• **DATASET EXTRACT**:

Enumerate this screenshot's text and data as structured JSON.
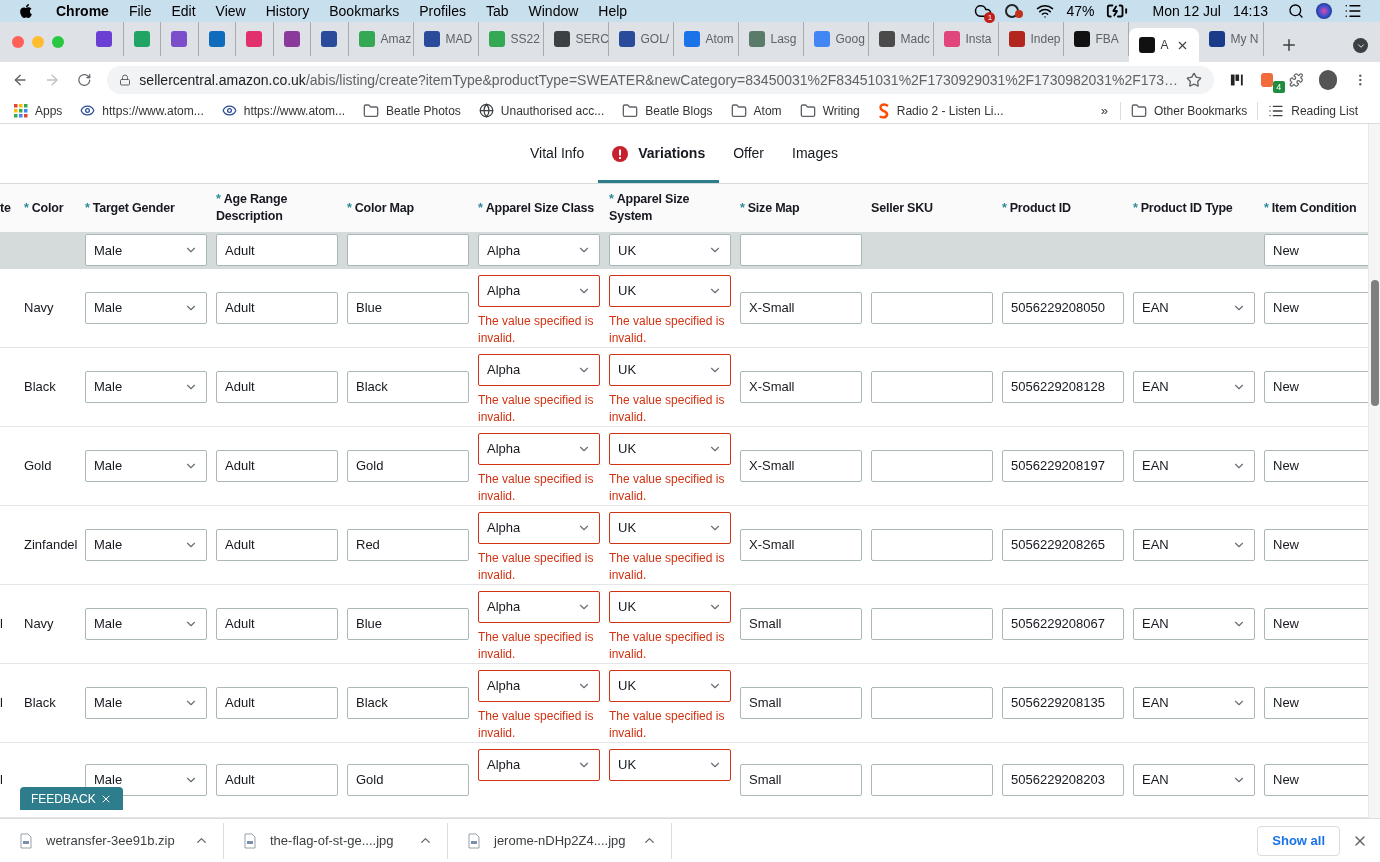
{
  "menu_bar": {
    "app": "Chrome",
    "items": [
      "File",
      "Edit",
      "View",
      "History",
      "Bookmarks",
      "Profiles",
      "Tab",
      "Window",
      "Help"
    ],
    "cloud_badge": "1",
    "battery": "47%",
    "date": "Mon 12 Jul",
    "time": "14:13"
  },
  "tabs": [
    {
      "color": "#6b3fd4",
      "selected": false
    },
    {
      "color": "#1fa463",
      "selected": false
    },
    {
      "color": "#7a4fc9",
      "selected": false
    },
    {
      "color": "#0f6cbd",
      "selected": false
    },
    {
      "color": "#e1306c",
      "selected": false
    },
    {
      "color": "#8a3a9a",
      "selected": false
    },
    {
      "color": "#2a4a9a",
      "selected": false
    },
    {
      "title": "Amaz",
      "color": "#34a853",
      "selected": false
    },
    {
      "title": "MAD",
      "color": "#2a4a9a",
      "selected": false
    },
    {
      "title": "SS22",
      "color": "#34a853",
      "selected": false
    },
    {
      "title": "SERC",
      "color": "#3c4043",
      "selected": false
    },
    {
      "title": "GOL/",
      "color": "#2a4a9a",
      "selected": false
    },
    {
      "title": "Atom",
      "color": "#1a73e8",
      "selected": false
    },
    {
      "title": "Lasg",
      "color": "#5a7a6a",
      "selected": false
    },
    {
      "title": "Goog",
      "color": "#4285f4",
      "selected": false
    },
    {
      "title": "Madc",
      "color": "#4a4a4a",
      "selected": false
    },
    {
      "title": "Insta",
      "color": "#e0457b",
      "selected": false
    },
    {
      "title": "Indep",
      "color": "#b3261e",
      "selected": false
    },
    {
      "title": "FBA",
      "color": "#111111",
      "selected": false
    },
    {
      "title": "A",
      "color": "#111111",
      "selected": true
    },
    {
      "title": "My N",
      "color": "#1a3a8a",
      "selected": false
    }
  ],
  "address": {
    "host": "sellercentral.amazon.co.uk",
    "path": "/abis/listing/create?itemType&productType=SWEATER&newCategory=83450031%2F83451031%2F1730929031%2F1730982031%2F173…",
    "extension_badge": "4"
  },
  "bookmarks": [
    {
      "kind": "apps",
      "label": "Apps"
    },
    {
      "kind": "site",
      "label": "https://www.atom..."
    },
    {
      "kind": "site",
      "label": "https://www.atom..."
    },
    {
      "kind": "folder",
      "label": "Beatle Photos"
    },
    {
      "kind": "globe",
      "label": "Unauthorised acc..."
    },
    {
      "kind": "folder",
      "label": "Beatle Blogs"
    },
    {
      "kind": "folder",
      "label": "Atom"
    },
    {
      "kind": "folder",
      "label": "Writing"
    },
    {
      "kind": "radio",
      "label": "Radio 2 - Listen Li..."
    }
  ],
  "bookmarks_more": "»",
  "bookmarks_right": [
    {
      "kind": "folder",
      "label": "Other Bookmarks"
    },
    {
      "kind": "list",
      "label": "Reading List"
    }
  ],
  "page_tabs": [
    {
      "label": "Vital Info",
      "selected": false,
      "error": false
    },
    {
      "label": "Variations",
      "selected": true,
      "error": true
    },
    {
      "label": "Offer",
      "selected": false,
      "error": false
    },
    {
      "label": "Images",
      "selected": false,
      "error": false
    }
  ],
  "table": {
    "columns": [
      {
        "label": "te"
      },
      {
        "marker": "*",
        "label": "Color"
      },
      {
        "marker": "*",
        "label": "Target Gender"
      },
      {
        "marker": "*",
        "label": "Age Range Description"
      },
      {
        "marker": "*",
        "label": "Color Map"
      },
      {
        "marker": "*",
        "label": "Apparel Size Class"
      },
      {
        "marker": "*",
        "label": "Apparel Size System"
      },
      {
        "marker": "*",
        "label": "Size Map"
      },
      {
        "label": "Seller SKU"
      },
      {
        "marker": "*",
        "label": "Product ID"
      },
      {
        "marker": "*",
        "label": "Product ID Type"
      },
      {
        "marker": "*",
        "label": "Item Condition"
      }
    ],
    "default_row": [
      {
        "kind": "blank"
      },
      {
        "kind": "blank"
      },
      {
        "kind": "select",
        "value": "Male",
        "invalid": false
      },
      {
        "kind": "input",
        "value": "Adult"
      },
      {
        "kind": "input"
      },
      {
        "kind": "select",
        "value": "Alpha",
        "invalid": false
      },
      {
        "kind": "select",
        "value": "UK",
        "invalid": false
      },
      {
        "kind": "input"
      },
      {
        "kind": "blank"
      },
      {
        "kind": "blank"
      },
      {
        "kind": "blank"
      },
      {
        "kind": "input",
        "value": "New"
      }
    ],
    "rows": [
      [
        {
          "kind": "blank"
        },
        {
          "kind": "text",
          "value": "Navy"
        },
        {
          "kind": "select",
          "value": "Male",
          "invalid": false
        },
        {
          "kind": "input",
          "value": "Adult"
        },
        {
          "kind": "input",
          "value": "Blue"
        },
        {
          "kind": "select",
          "value": "Alpha",
          "invalid": true,
          "error": "The value specified is invalid."
        },
        {
          "kind": "select",
          "value": "UK",
          "invalid": true,
          "error": "The value specified is invalid."
        },
        {
          "kind": "input",
          "value": "X-Small"
        },
        {
          "kind": "input"
        },
        {
          "kind": "input",
          "value": "5056229208050"
        },
        {
          "kind": "select",
          "value": "EAN",
          "invalid": false
        },
        {
          "kind": "input",
          "value": "New"
        }
      ],
      [
        {
          "kind": "blank"
        },
        {
          "kind": "text",
          "value": "Black"
        },
        {
          "kind": "select",
          "value": "Male",
          "invalid": false
        },
        {
          "kind": "input",
          "value": "Adult"
        },
        {
          "kind": "input",
          "value": "Black"
        },
        {
          "kind": "select",
          "value": "Alpha",
          "invalid": true,
          "error": "The value specified is invalid."
        },
        {
          "kind": "select",
          "value": "UK",
          "invalid": true,
          "error": "The value specified is invalid."
        },
        {
          "kind": "input",
          "value": "X-Small"
        },
        {
          "kind": "input"
        },
        {
          "kind": "input",
          "value": "5056229208128"
        },
        {
          "kind": "select",
          "value": "EAN",
          "invalid": false
        },
        {
          "kind": "input",
          "value": "New"
        }
      ],
      [
        {
          "kind": "blank"
        },
        {
          "kind": "text",
          "value": "Gold"
        },
        {
          "kind": "select",
          "value": "Male",
          "invalid": false
        },
        {
          "kind": "input",
          "value": "Adult"
        },
        {
          "kind": "input",
          "value": "Gold"
        },
        {
          "kind": "select",
          "value": "Alpha",
          "invalid": true,
          "error": "The value specified is invalid."
        },
        {
          "kind": "select",
          "value": "UK",
          "invalid": true,
          "error": "The value specified is invalid."
        },
        {
          "kind": "input",
          "value": "X-Small"
        },
        {
          "kind": "input"
        },
        {
          "kind": "input",
          "value": "5056229208197"
        },
        {
          "kind": "select",
          "value": "EAN",
          "invalid": false
        },
        {
          "kind": "input",
          "value": "New"
        }
      ],
      [
        {
          "kind": "blank"
        },
        {
          "kind": "text",
          "value": "Zinfandel"
        },
        {
          "kind": "select",
          "value": "Male",
          "invalid": false
        },
        {
          "kind": "input",
          "value": "Adult"
        },
        {
          "kind": "input",
          "value": "Red"
        },
        {
          "kind": "select",
          "value": "Alpha",
          "invalid": true,
          "error": "The value specified is invalid."
        },
        {
          "kind": "select",
          "value": "UK",
          "invalid": true,
          "error": "The value specified is invalid."
        },
        {
          "kind": "input",
          "value": "X-Small"
        },
        {
          "kind": "input"
        },
        {
          "kind": "input",
          "value": "5056229208265"
        },
        {
          "kind": "select",
          "value": "EAN",
          "invalid": false
        },
        {
          "kind": "input",
          "value": "New"
        }
      ],
      [
        {
          "kind": "text",
          "value": "l"
        },
        {
          "kind": "text",
          "value": "Navy"
        },
        {
          "kind": "select",
          "value": "Male",
          "invalid": false
        },
        {
          "kind": "input",
          "value": "Adult"
        },
        {
          "kind": "input",
          "value": "Blue"
        },
        {
          "kind": "select",
          "value": "Alpha",
          "invalid": true,
          "error": "The value specified is invalid."
        },
        {
          "kind": "select",
          "value": "UK",
          "invalid": true,
          "error": "The value specified is invalid."
        },
        {
          "kind": "input",
          "value": "Small"
        },
        {
          "kind": "input"
        },
        {
          "kind": "input",
          "value": "5056229208067"
        },
        {
          "kind": "select",
          "value": "EAN",
          "invalid": false
        },
        {
          "kind": "input",
          "value": "New"
        }
      ],
      [
        {
          "kind": "text",
          "value": "l"
        },
        {
          "kind": "text",
          "value": "Black"
        },
        {
          "kind": "select",
          "value": "Male",
          "invalid": false
        },
        {
          "kind": "input",
          "value": "Adult"
        },
        {
          "kind": "input",
          "value": "Black"
        },
        {
          "kind": "select",
          "value": "Alpha",
          "invalid": true,
          "error": "The value specified is invalid."
        },
        {
          "kind": "select",
          "value": "UK",
          "invalid": true,
          "error": "The value specified is invalid."
        },
        {
          "kind": "input",
          "value": "Small"
        },
        {
          "kind": "input"
        },
        {
          "kind": "input",
          "value": "5056229208135"
        },
        {
          "kind": "select",
          "value": "EAN",
          "invalid": false
        },
        {
          "kind": "input",
          "value": "New"
        }
      ],
      [
        {
          "kind": "text",
          "value": "l"
        },
        {
          "kind": "blank"
        },
        {
          "kind": "select",
          "value": "Male",
          "invalid": false
        },
        {
          "kind": "input",
          "value": "Adult"
        },
        {
          "kind": "input",
          "value": "Gold"
        },
        {
          "kind": "select",
          "value": "Alpha",
          "invalid": true
        },
        {
          "kind": "select",
          "value": "UK",
          "invalid": true
        },
        {
          "kind": "input",
          "value": "Small"
        },
        {
          "kind": "input"
        },
        {
          "kind": "input",
          "value": "5056229208203"
        },
        {
          "kind": "select",
          "value": "EAN",
          "invalid": false
        },
        {
          "kind": "input",
          "value": "New"
        }
      ]
    ]
  },
  "feedback": {
    "label": "FEEDBACK"
  },
  "downloads": [
    {
      "name": "wetransfer-3ee91b.zip"
    },
    {
      "name": "the-flag-of-st-ge....jpg"
    },
    {
      "name": "jerome-nDHp2Z4....jpg"
    }
  ],
  "show_all": "Show all"
}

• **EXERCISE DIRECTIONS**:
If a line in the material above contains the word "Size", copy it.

• **RESPONSE BELOW**:
        "label": "Apparel Size Class"
        "label": "Apparel Size System"
        "label": "Size Map"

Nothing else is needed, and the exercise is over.